(Component data from apps and pages)
**********
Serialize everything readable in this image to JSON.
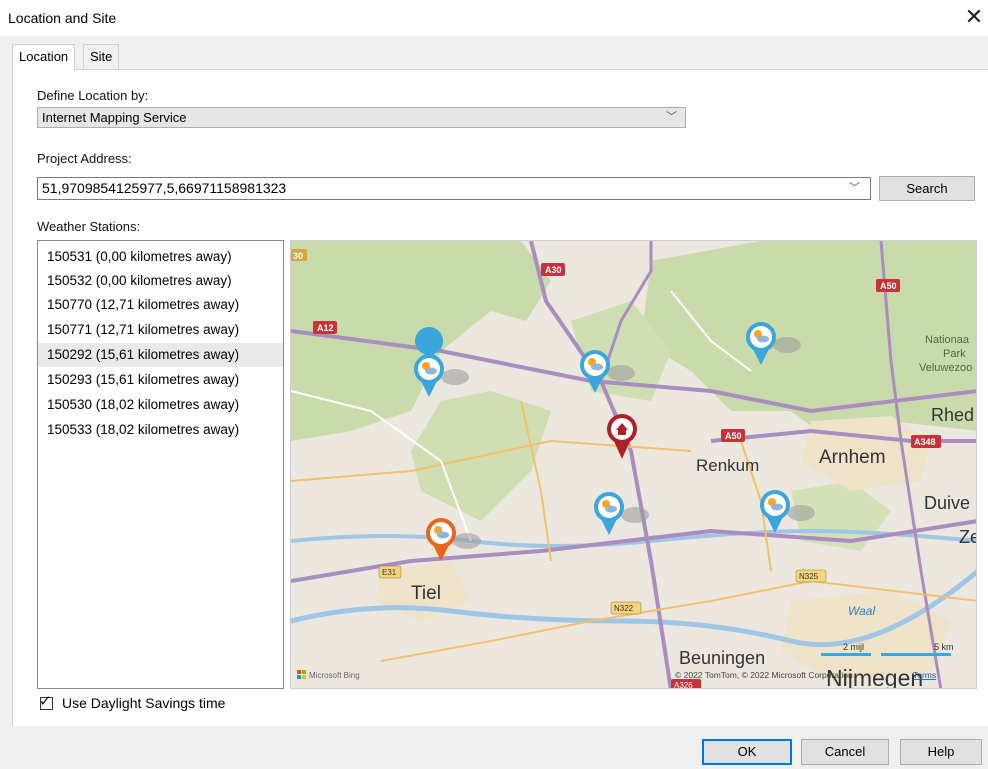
{
  "window": {
    "title": "Location and Site",
    "close_glyph": "✕"
  },
  "tabs": [
    {
      "label": "Location",
      "active": true
    },
    {
      "label": "Site",
      "active": false
    }
  ],
  "define_location": {
    "label": "Define Location by:",
    "value": "Internet Mapping Service"
  },
  "project_address": {
    "label": "Project Address:",
    "value": "51,9709854125977,5,66971158981323",
    "search_label": "Search"
  },
  "weather": {
    "label": "Weather Stations:",
    "stations": [
      "150531 (0,00 kilometres away)",
      "150532 (0,00 kilometres away)",
      "150770 (12,71 kilometres away)",
      "150771 (12,71 kilometres away)",
      "150292 (15,61 kilometres away)",
      "150293 (15,61 kilometres away)",
      "150530 (18,02 kilometres away)",
      "150533 (18,02 kilometres away)"
    ],
    "highlighted_index": 4
  },
  "map": {
    "places": {
      "arnhem": "Arnhem",
      "renkum": "Renkum",
      "tiel": "Tiel",
      "beuningen": "Beuningen",
      "nijmegen": "Nijmegen",
      "duive": "Duive",
      "ze": "Ze",
      "rhed": "Rhed",
      "waal": "Waal",
      "park": [
        "Nationaa",
        "Park",
        "Veluwezoo"
      ]
    },
    "road_shields": {
      "a30": "A30",
      "a30b": "30",
      "a50": "A50",
      "a50b": "A50",
      "a12": "A12",
      "a348": "A348",
      "e31": "E31",
      "n322": "N322",
      "n325": "N325",
      "a326": "A326"
    },
    "scale": {
      "miles": "2 mijl",
      "km": "5 km"
    },
    "copyright": "© 2022 TomTom, © 2022 Microsoft Corporation",
    "terms": "Terms",
    "provider": "Microsoft Bing",
    "colors": {
      "pin_blue": "#3aa6dc",
      "pin_orange": "#e8651d",
      "pin_home": "#b0202a",
      "forest": "#c7d9a6",
      "motorway": "#a98dbf"
    }
  },
  "daylight": {
    "label": "Use Daylight Savings time",
    "checked": true
  },
  "buttons": {
    "ok": "OK",
    "cancel": "Cancel",
    "help": "Help"
  }
}
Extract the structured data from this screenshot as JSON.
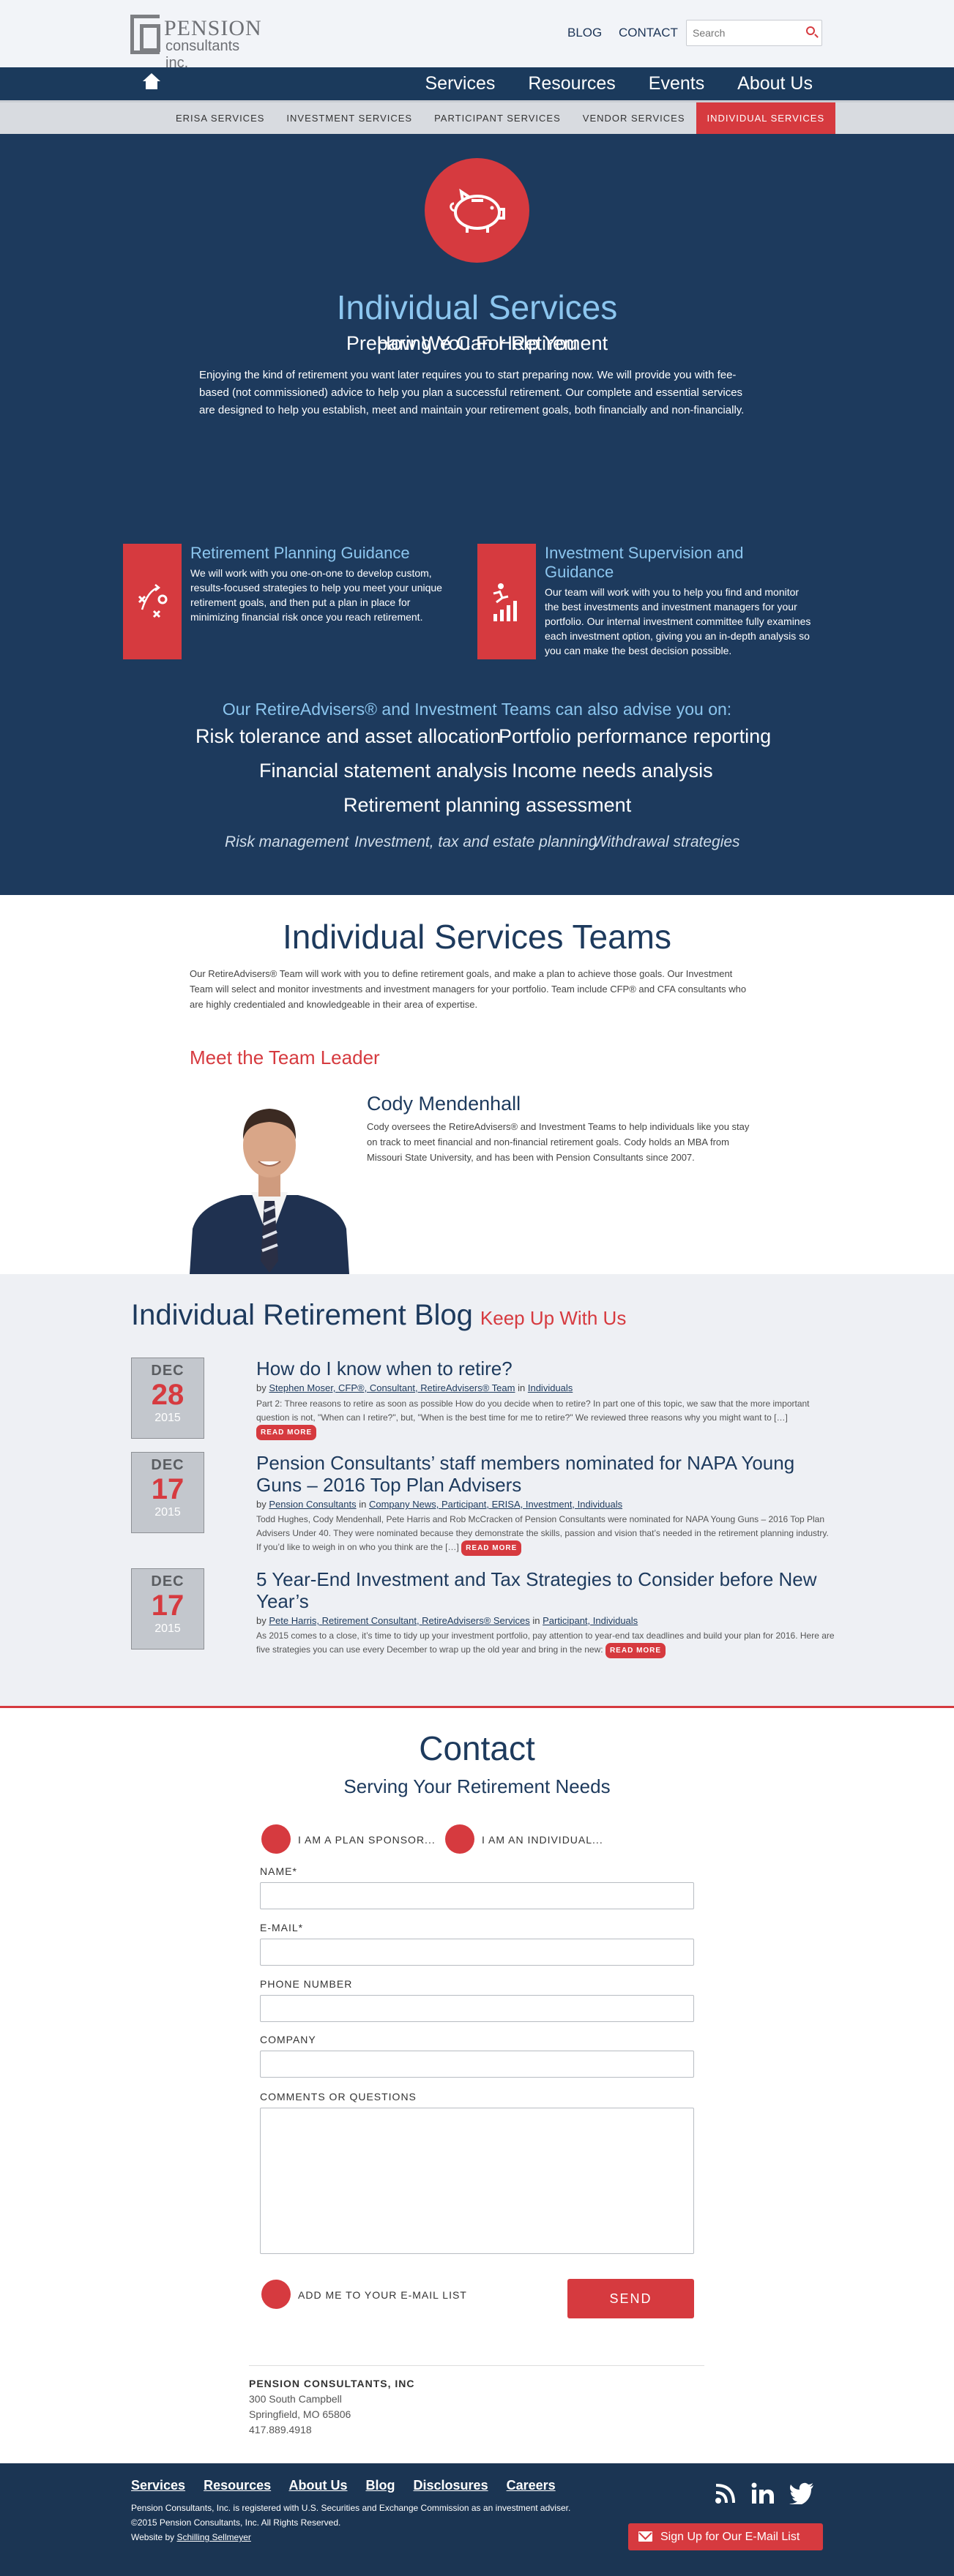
{
  "header": {
    "logo_name": "PENSION",
    "logo_sub": "consultants inc.",
    "links": [
      "BLOG",
      "CONTACT"
    ],
    "search_placeholder": "Search"
  },
  "nav": {
    "items": [
      "Services",
      "Resources",
      "Events",
      "About Us"
    ]
  },
  "subnav": {
    "items": [
      "ERISA SERVICES",
      "INVESTMENT SERVICES",
      "PARTICIPANT SERVICES",
      "VENDOR SERVICES",
      "INDIVIDUAL SERVICES"
    ],
    "active": "INDIVIDUAL SERVICES"
  },
  "hero": {
    "title": "Individual Services",
    "subtitle": "Preparing You For Retirement",
    "intro": "Enjoying the kind of retirement you want later requires you to start preparing now. We will provide you with fee-based (not commissioned) advice to help you plan a successful retirement. Our complete and essential services are designed to help you establish, meet and maintain your retirement goals, both financially and non-financially.",
    "how_title": "How We Can Help You",
    "services": [
      {
        "title": "Retirement Planning Guidance",
        "text": "We will work with you one-on-one to develop custom, results-focused strategies to help you meet your unique retirement goals, and then put a plan in place for minimizing financial risk once you reach retirement."
      },
      {
        "title": "Investment Supervision and Guidance",
        "text": "Our team will work with you to help you find and monitor the best investments and investment managers for your portfolio. Our internal investment committee fully examines each investment option, giving you an in-depth analysis so you can make the best decision possible."
      }
    ],
    "also_title": "Our RetireAdvisers® and Investment Teams can also advise you on:",
    "topics": [
      "Risk tolerance and asset allocation",
      "Portfolio performance reporting",
      "Financial statement analysis",
      "Income needs analysis",
      "Retirement planning assessment"
    ],
    "minor_topics": [
      "Risk management",
      "Investment, tax and estate planning",
      "Withdrawal strategies"
    ]
  },
  "teams": {
    "title": "Individual Services Teams",
    "text": "Our RetireAdvisers® Team will work with you to define retirement goals, and make a plan to achieve those goals. Our Investment Team will select and monitor investments and investment managers for your portfolio. Team include CFP® and CFA consultants who are highly credentialed and knowledgeable in their area of expertise.",
    "meet": "Meet the Team Leader",
    "leader_name": "Cody Mendenhall",
    "leader_bio": "Cody oversees the RetireAdvisers® and Investment Teams to help individuals like you stay on track to meet financial and non-financial retirement goals. Cody holds an MBA from Missouri State University, and  has been with Pension Consultants since 2007."
  },
  "blog": {
    "title": "Individual Retirement Blog",
    "tagline": "Keep Up With Us",
    "read_more": "READ MORE",
    "posts": [
      {
        "month": "DEC",
        "day": "28",
        "year": "2015",
        "title": "How do I know when to retire?",
        "by": "by",
        "author": "Stephen Moser, CFP®, Consultant, RetireAdvisers® Team",
        "in": "in",
        "categories": "Individuals",
        "excerpt": "Part 2: Three reasons to retire as soon as possible How do you decide when to retire? In part one of this topic, we saw that the more important question is not, \"When can I retire?\", but, \"When is the best time for me to retire?\" We reviewed three reasons why you might want to […]"
      },
      {
        "month": "DEC",
        "day": "17",
        "year": "2015",
        "title": "Pension Consultants’ staff members nominated for NAPA Young Guns – 2016 Top Plan Advisers",
        "by": "by",
        "author": "Pension Consultants",
        "in": "in",
        "categories": "Company News, Participant, ERISA, Investment, Individuals",
        "excerpt": "Todd Hughes, Cody Mendenhall, Pete Harris and Rob McCracken of Pension Consultants were nominated for NAPA Young Guns – 2016 Top Plan Advisers Under 40. They were nominated because they demonstrate the skills, passion and vision that’s needed in the retirement planning industry. If you’d like to weigh in on who you think are the […]"
      },
      {
        "month": "DEC",
        "day": "17",
        "year": "2015",
        "title": "5 Year-End Investment and Tax Strategies to Consider before New Year’s",
        "by": "by",
        "author": "Pete Harris, Retirement Consultant, RetireAdvisers® Services",
        "in": "in",
        "categories": "Participant, Individuals",
        "excerpt": "As 2015 comes to a close, it’s time to tidy up your investment portfolio, pay attention to year-end tax deadlines and build your plan for 2016. Here are five strategies you can use every December to wrap up the old year and bring in the new:"
      }
    ]
  },
  "contact": {
    "title": "Contact",
    "subtitle": "Serving Your Retirement Needs",
    "radio_sponsor": "I AM A PLAN SPONSOR...",
    "radio_individual": "I AM AN INDIVIDUAL...",
    "fields": [
      "NAME*",
      "E-MAIL*",
      "PHONE NUMBER",
      "COMPANY"
    ],
    "comments_label": "COMMENTS OR QUESTIONS",
    "email_list": "ADD ME TO YOUR E-MAIL LIST",
    "send": "SEND",
    "company_name": "PENSION CONSULTANTS, INC",
    "address1": "300 South Campbell",
    "address2": "Springfield, MO 65806",
    "phone": "417.889.4918"
  },
  "footer": {
    "links": [
      "Services",
      "Resources",
      "About Us",
      "Blog",
      "Disclosures",
      "Careers"
    ],
    "legal": "Pension Consultants, Inc. is registered with U.S. Securities and Exchange Commission as an investment adviser. ©2015 Pension Consultants, Inc. All Rights Reserved.",
    "website_by": "Website by",
    "agency": "Schilling Sellmeyer",
    "signup": "Sign Up for Our E-Mail List"
  },
  "colors": {
    "navy": "#1d3a5d",
    "accent_red": "#d63a3f",
    "light_blue": "#8cc6ef"
  }
}
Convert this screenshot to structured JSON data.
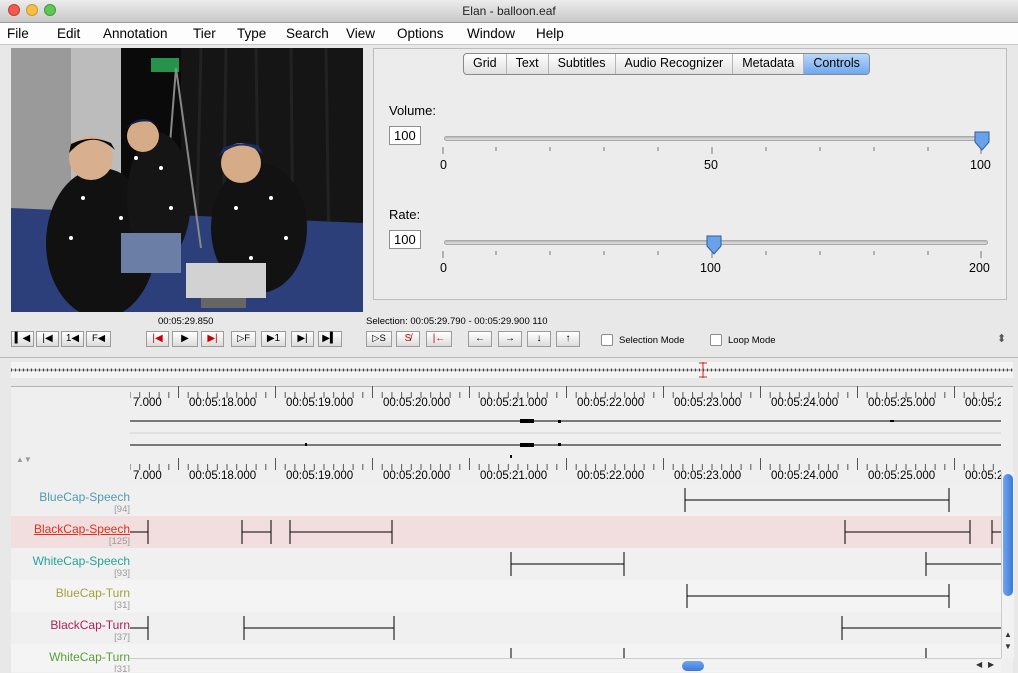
{
  "window": {
    "title": "Elan - balloon.eaf"
  },
  "menu": [
    "File",
    "Edit",
    "Annotation",
    "Tier",
    "Type",
    "Search",
    "View",
    "Options",
    "Window",
    "Help"
  ],
  "tabs": [
    {
      "label": "Grid",
      "active": false
    },
    {
      "label": "Text",
      "active": false
    },
    {
      "label": "Subtitles",
      "active": false
    },
    {
      "label": "Audio Recognizer",
      "active": false
    },
    {
      "label": "Metadata",
      "active": false
    },
    {
      "label": "Controls",
      "active": true
    }
  ],
  "controls": {
    "volume": {
      "label": "Volume:",
      "value": "100",
      "min": "0",
      "mid": "50",
      "max": "100",
      "level": 1.0
    },
    "rate": {
      "label": "Rate:",
      "value": "100",
      "min": "0",
      "mid": "100",
      "max": "200",
      "level": 0.5
    }
  },
  "media": {
    "current_time": "00:05:29.850"
  },
  "selection": {
    "text": "Selection: 00:05:29.790 - 00:05:29.900  110"
  },
  "transport": {
    "buttons": [
      "go-to-begin",
      "previous-scrollview",
      "prev-frame-second",
      "previous-frame",
      "prev-pixel",
      "play",
      "next-pixel",
      "next-frame",
      "next-frame-second",
      "next-scrollview",
      "go-to-end"
    ],
    "labels": {
      "b3": "1◀",
      "b4": "F◀",
      "b8": "▷F",
      "b9": "▶1"
    },
    "play_selection": "▷S",
    "selection_mode": "Selection Mode",
    "loop_mode": "Loop Mode"
  },
  "ruler_ticks": [
    "7.000",
    "00:05:18.000",
    "00:05:19.000",
    "00:05:20.000",
    "00:05:21.000",
    "00:05:22.000",
    "00:05:23.000",
    "00:05:24.000",
    "00:05:25.000",
    "00:05:2"
  ],
  "tiers": [
    {
      "name": "BlueCap-Speech",
      "count": "[94]",
      "color": "#4f9bb0",
      "bg": "#f0f0f0"
    },
    {
      "name": "BlackCap-Speech",
      "count": "[125]",
      "color": "#e0301e",
      "bg": "#f2dede"
    },
    {
      "name": "WhiteCap-Speech",
      "count": "[93]",
      "color": "#23a39a",
      "bg": "#f0f0f0"
    },
    {
      "name": "BlueCap-Turn",
      "count": "[31]",
      "color": "#a3a33a",
      "bg": "#f4f4f4"
    },
    {
      "name": "BlackCap-Turn",
      "count": "[37]",
      "color": "#b0205a",
      "bg": "#f0f0f0"
    },
    {
      "name": "WhiteCap-Turn",
      "count": "[31]",
      "color": "#5aa035",
      "bg": "#f4f4f4"
    }
  ]
}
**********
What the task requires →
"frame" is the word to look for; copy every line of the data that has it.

Written reply →
      "prev-frame-second",
      "previous-frame",
      "next-frame",
      "next-frame-second",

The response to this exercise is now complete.